Faith communities, trades unions, political parties and ethnic minority organizations unite to oppose the BNP.
The tour of the West Midlands by the Unite Against Fascism AdVan began in Birmingham on Wednesday April 26th with a reception for the van in Newtown, Birmingham.
The reception was attended by, amongst others, Tony Rabaiotti of UNISON, Roger McKenzie of the TUC, John Tyrrell on behalf of Birmingham Labour Group, Salma Yaqoob of Respect, Mohini Howard of Birmingham Race Action Partnership and the Rev John Breadon of the Church of England.
The van is touring England with the message that voters should use their vote positively and vote against the politics of hate and division promoted by the BNP. The BNP can only succeed if the majority of voters who are opposed to the politics of racial hatred stay at home on May 4th.
Ruth Jacobs, chair of the Representative Council Birmingham and West Midlands Jewry commented ‘The Birmingham Jewish Community supports the UAF campaign to stop the rise of the BNP both nationally and locally and has been pleased to have had the opportunity to be associated with the local UAF efforts.“
A view of the Danube in Budapest with Margaret Island in the centre distance and the Parliament Building on the right
Dal Singh Dhesy and I decided to take a break and so we flew out to Budapest for a few days. This was my fourth visit, the last time bring in 1986 when Hungary was still part of the Soviet Bloc. We found a vibrant city with a variety of shops with their attractive futuristic designs so beloved by Hungarians.
Dal Singh Dhesy at the Chain Bridge with Pest in the background

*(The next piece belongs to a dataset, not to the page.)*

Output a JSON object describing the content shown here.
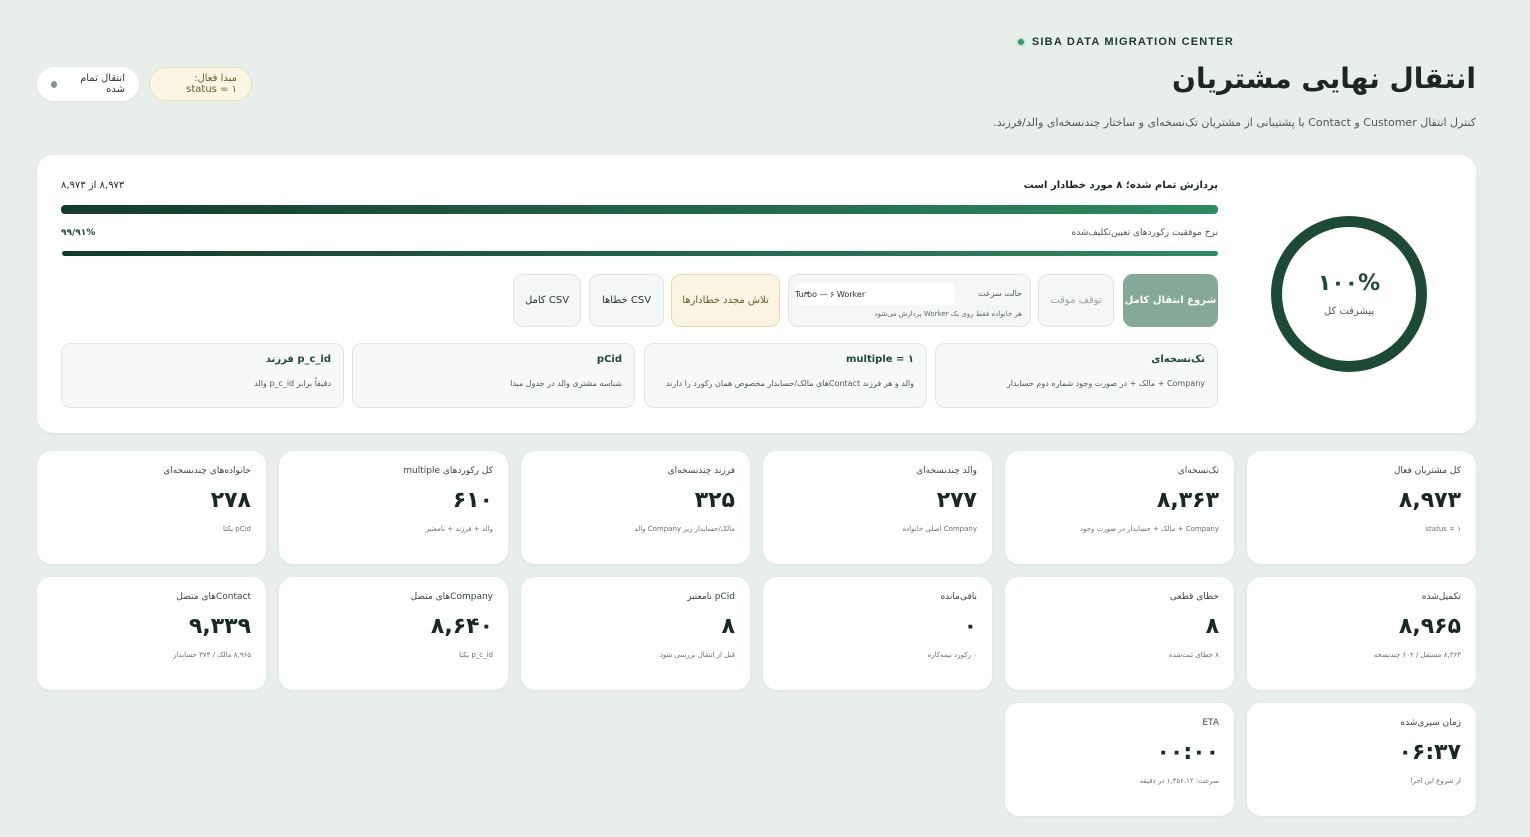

My old friend Dr Egon Svastics met us at the airport on a rather miserable wet afternoon. We had first met over forty years ago in a tourist office in one of the Lake Balaton resorts when I had wanted to go to a concert at Kesthely at the south end of the lake. Egon stepped in and said that he would be able to find a room for the night with a family in the village. Since then we have met up many times in various places across Europe.
We had planned an excursion to the Danube Bend, but we found that the river had reached a record level and that the Budapest embankment was flooded. Walking across the Chain Bridge from the commercial Pest to the historic and residential Buda hills the Danube was vaste. We took the rail lift up the hill and looked across the river to the parliament building and down to the flooded Margaret Island.
The flooded tramway on the Pest embankment of the Danube
On Saturday we visited the parliament building with Egon and his wife Kinga. Hungary was preparing for a general election the following day with a close result predicted for the major parties. The building was designed to take two houses, but today there is only one house since the upper house was abolished.